======== Input for this task

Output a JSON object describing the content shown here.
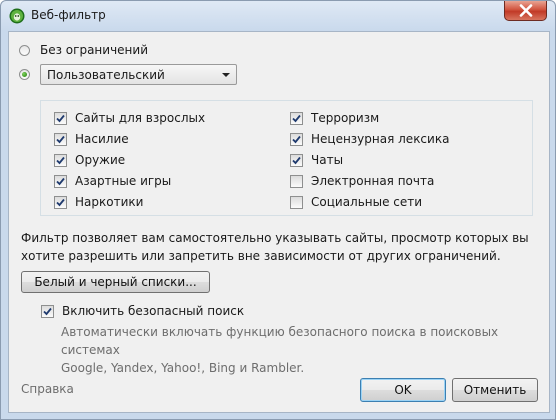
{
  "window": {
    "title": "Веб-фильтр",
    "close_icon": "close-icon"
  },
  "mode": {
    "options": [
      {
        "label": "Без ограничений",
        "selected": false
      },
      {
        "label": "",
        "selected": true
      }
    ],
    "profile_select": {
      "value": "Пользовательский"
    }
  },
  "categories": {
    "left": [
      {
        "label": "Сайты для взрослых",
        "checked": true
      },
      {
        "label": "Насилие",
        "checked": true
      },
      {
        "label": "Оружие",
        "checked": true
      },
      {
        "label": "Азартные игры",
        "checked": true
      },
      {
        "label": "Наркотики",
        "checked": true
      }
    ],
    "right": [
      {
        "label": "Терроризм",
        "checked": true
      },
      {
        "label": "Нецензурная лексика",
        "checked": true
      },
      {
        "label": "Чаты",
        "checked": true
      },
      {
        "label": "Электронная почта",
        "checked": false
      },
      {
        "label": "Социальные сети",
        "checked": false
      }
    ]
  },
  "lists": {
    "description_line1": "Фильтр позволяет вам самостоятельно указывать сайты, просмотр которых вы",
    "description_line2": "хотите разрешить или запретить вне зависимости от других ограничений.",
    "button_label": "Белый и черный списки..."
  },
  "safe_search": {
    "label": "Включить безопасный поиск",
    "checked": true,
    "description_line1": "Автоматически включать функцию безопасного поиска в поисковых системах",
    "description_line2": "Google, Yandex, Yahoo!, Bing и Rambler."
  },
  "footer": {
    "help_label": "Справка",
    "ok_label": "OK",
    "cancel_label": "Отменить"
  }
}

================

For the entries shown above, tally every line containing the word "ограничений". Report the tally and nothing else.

2